The Dutch painter Rembrandt, born 400 years ago this year, was remarkably tolerant of imitators. He actively encouraged the practice among his students and profited by selling some of their output as authorised copies.
That habit has been the curse of art historians, who have been arguing for years about which works are authentic. The artist's frequent stylistic evolutions and experiments have also rendered the task of identifying originals painfully difficult.
The arguments seem certain to run for some time yet, judging by a new exhibition in which the director of the Ashmolean Museum in Oxford concludes that four works dismissed as imitations by critics are in fact Rembrandt masterpieces.
Dr Christopher Brown, whose analysis of the works forms the basis of the exhibition at the Wallace Collection in London, delivers a withering critique of the Rembrandt specialists who have rejected them in the past.
One of the works, Good Samaritan (1633), was dismissed by the Rembrandt Research Project (RRP), which has been classifying the artist's works since the 1960s. The work revealed an "execution so weak and the architectural details so insecure, that the painting must be considered an old copy after a lost original," the RRP said.

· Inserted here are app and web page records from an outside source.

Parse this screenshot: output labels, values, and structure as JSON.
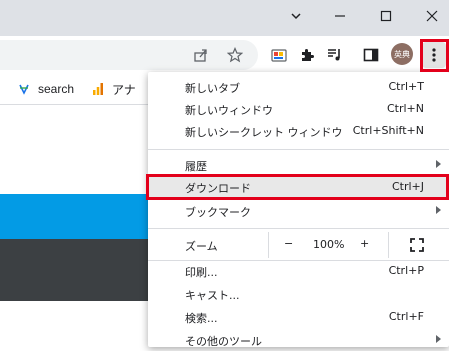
{
  "colors": {
    "accent_blue": "#039be5",
    "dark_band": "#3c4043",
    "highlight_red": "#e3001b",
    "avatar": "#8d6e63"
  },
  "bookmarks": {
    "items": [
      {
        "label": "search",
        "icon": "search-favicon-icon"
      },
      {
        "label": "アナ",
        "icon": "analytics-bars-icon"
      }
    ]
  },
  "profile": {
    "avatar_text": "英典"
  },
  "menu": {
    "new_tab": {
      "label": "新しいタブ",
      "shortcut": "Ctrl+T"
    },
    "new_window": {
      "label": "新しいウィンドウ",
      "shortcut": "Ctrl+N"
    },
    "new_incognito": {
      "label": "新しいシークレット ウィンドウ",
      "shortcut": "Ctrl+Shift+N"
    },
    "history": {
      "label": "履歴"
    },
    "downloads": {
      "label": "ダウンロード",
      "shortcut": "Ctrl+J"
    },
    "bookmarks": {
      "label": "ブックマーク"
    },
    "zoom": {
      "label": "ズーム",
      "minus": "−",
      "value": "100%",
      "plus": "+"
    },
    "print": {
      "label": "印刷...",
      "shortcut": "Ctrl+P"
    },
    "cast": {
      "label": "キャスト..."
    },
    "find": {
      "label": "検索...",
      "shortcut": "Ctrl+F"
    },
    "more_tools": {
      "label": "その他のツール"
    }
  }
}
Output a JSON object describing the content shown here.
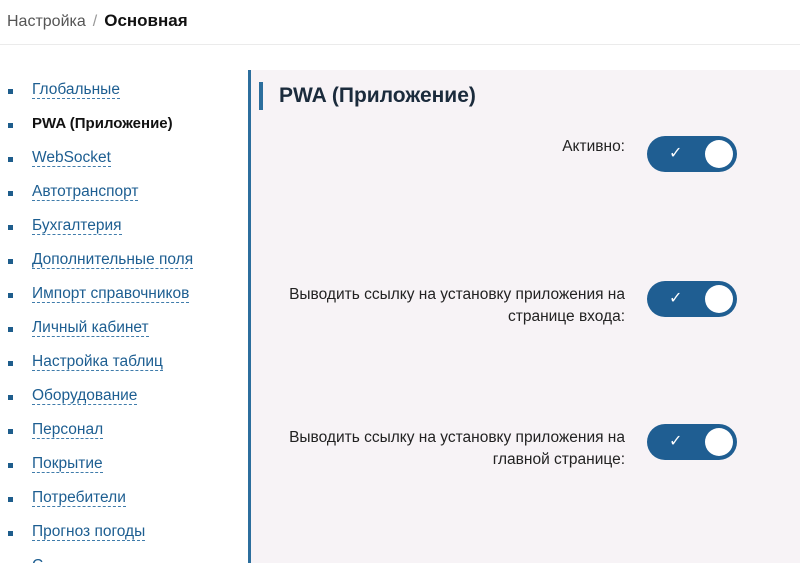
{
  "breadcrumb": {
    "parent": "Настройка",
    "separator": "/",
    "current": "Основная"
  },
  "sidebar": {
    "items": [
      {
        "label": "Глобальные",
        "active": false
      },
      {
        "label": "PWA (Приложение)",
        "active": true
      },
      {
        "label": "WebSocket",
        "active": false
      },
      {
        "label": "Автотранспорт",
        "active": false
      },
      {
        "label": "Бухгалтерия",
        "active": false
      },
      {
        "label": "Дополнительные поля",
        "active": false
      },
      {
        "label": "Импорт справочников",
        "active": false
      },
      {
        "label": "Личный кабинет",
        "active": false
      },
      {
        "label": "Настройка таблиц",
        "active": false
      },
      {
        "label": "Оборудование",
        "active": false
      },
      {
        "label": "Персонал",
        "active": false
      },
      {
        "label": "Покрытие",
        "active": false
      },
      {
        "label": "Потребители",
        "active": false
      },
      {
        "label": "Прогноз погоды",
        "active": false
      },
      {
        "label": "С",
        "active": false
      }
    ]
  },
  "main": {
    "title": "PWA (Приложение)",
    "settings": [
      {
        "label": "Активно:",
        "enabled": true,
        "check": "✓"
      },
      {
        "label": "Выводить ссылку на установку приложения на странице входа:",
        "enabled": true,
        "check": "✓"
      },
      {
        "label": "Выводить ссылку на установку приложения на главной странице:",
        "enabled": true,
        "check": "✓"
      }
    ]
  },
  "colors": {
    "accent": "#1f5e92",
    "link": "#1d5e91",
    "panel_bg": "#f7f3f6"
  }
}
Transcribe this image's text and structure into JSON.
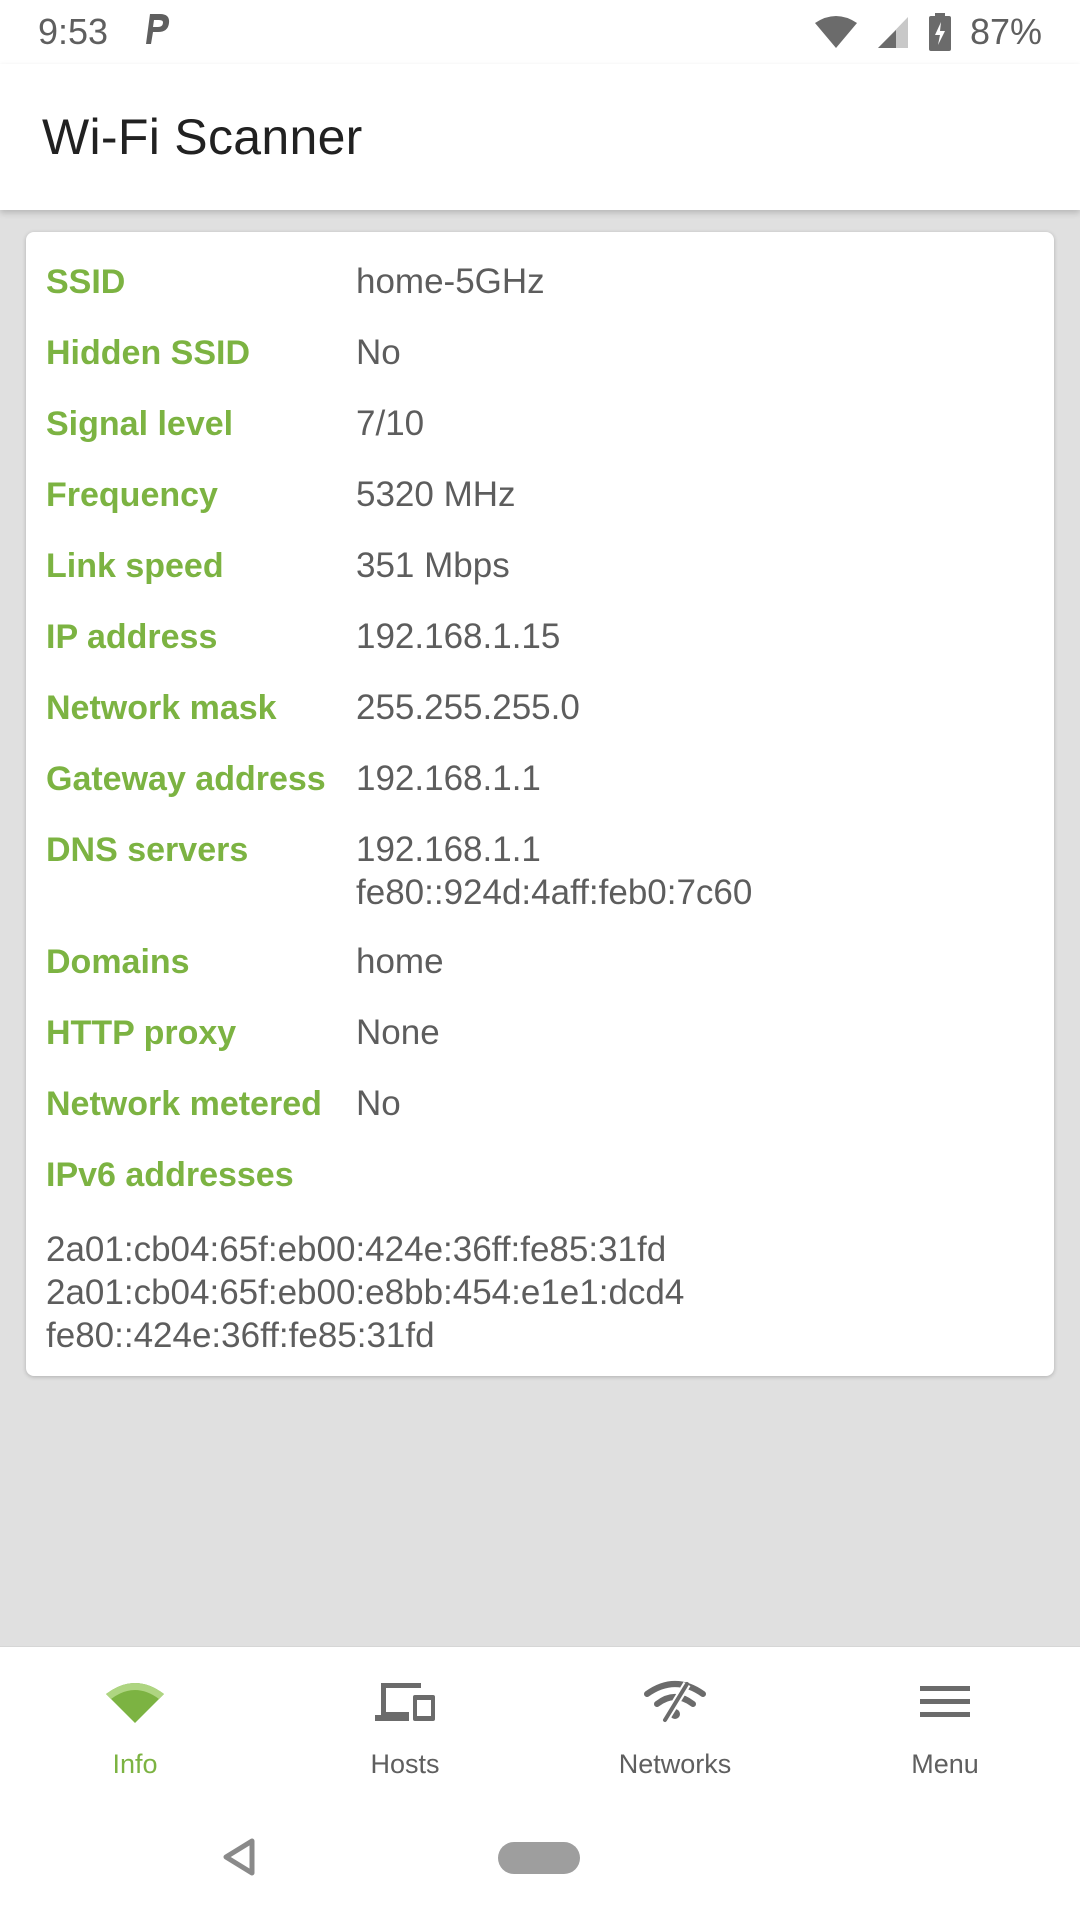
{
  "status_bar": {
    "time": "9:53",
    "notification_icon": "parking-icon",
    "battery_percent": "87%"
  },
  "app_bar": {
    "title": "Wi-Fi Scanner"
  },
  "info_card": {
    "rows": [
      {
        "label": "SSID",
        "value": "home-5GHz"
      },
      {
        "label": "Hidden SSID",
        "value": "No"
      },
      {
        "label": "Signal level",
        "value": "7/10"
      },
      {
        "label": "Frequency",
        "value": "5320 MHz"
      },
      {
        "label": "Link speed",
        "value": "351 Mbps"
      },
      {
        "label": "IP address",
        "value": "192.168.1.15"
      },
      {
        "label": "Network mask",
        "value": "255.255.255.0"
      },
      {
        "label": "Gateway address",
        "value": "192.168.1.1"
      },
      {
        "label": "DNS servers",
        "values": [
          "192.168.1.1",
          "fe80::924d:4aff:feb0:7c60"
        ]
      },
      {
        "label": "Domains",
        "value": "home"
      },
      {
        "label": "HTTP proxy",
        "value": "None"
      },
      {
        "label": "Network metered",
        "value": "No"
      }
    ],
    "ipv6_label": "IPv6 addresses",
    "ipv6_addresses": [
      "2a01:cb04:65f:eb00:424e:36ff:fe85:31fd",
      "2a01:cb04:65f:eb00:e8bb:454:e1e1:dcd4",
      "fe80::424e:36ff:fe85:31fd"
    ]
  },
  "bottom_nav": {
    "items": [
      {
        "label": "Info",
        "icon": "wifi-signal-icon",
        "active": true
      },
      {
        "label": "Hosts",
        "icon": "devices-icon",
        "active": false
      },
      {
        "label": "Networks",
        "icon": "wifi-off-icon",
        "active": false
      },
      {
        "label": "Menu",
        "icon": "menu-icon",
        "active": false
      }
    ]
  },
  "colors": {
    "accent": "#7cb342",
    "label_text": "#7cb342",
    "value_text": "#5d5d5d",
    "background": "#e0e0e0"
  }
}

But after a discoloured varnish was removed from the piece in cleaning, a fluent, confident handling of the subject was exposed, plus a palette consistent with that period of Rembrandt's work and the monogram RHL (Rembrandt, son of Harmen, of Leiden).
The Wallace has been sanguine about the received wisdom on its collection of 12 "Rembrandts", bequeathed by Lady Wallace in the 19th century. In 1992, an exhibition at the museum curated by John Ingamells concluded that only one of the collection was a genuine Rembrandt. Seven were from his workshop, "produced under his eye", while two were adjudged to be by Rembrandt's early pupils, Flinck and Backer.
Dr Brown, whose findings are published in the December issue of the Apollo magazine, agrees with Ingamells that Titus, the Artist's Son was in the style of Rembrandt. But he also restores to the master the Self Portrait in a Black Cap which, despite its title, the RRP said in 1989 "cannot be regarded as authentic". The exhibition's commentary finds it to have been consistent with the more vigorous style Rembrandt was known for in the second half of the 1630s.
Also "restored" to the artist are the pendant portraits of Jean Pellicorne and his Son Casper and Susanna van Collen and her Daughter Anna. The first was attributed to Rembrandt's pupil Flinck and the portraits to an unknown pupil.
The Wallace Collection exhibition runs until 27 JanuaryReuse content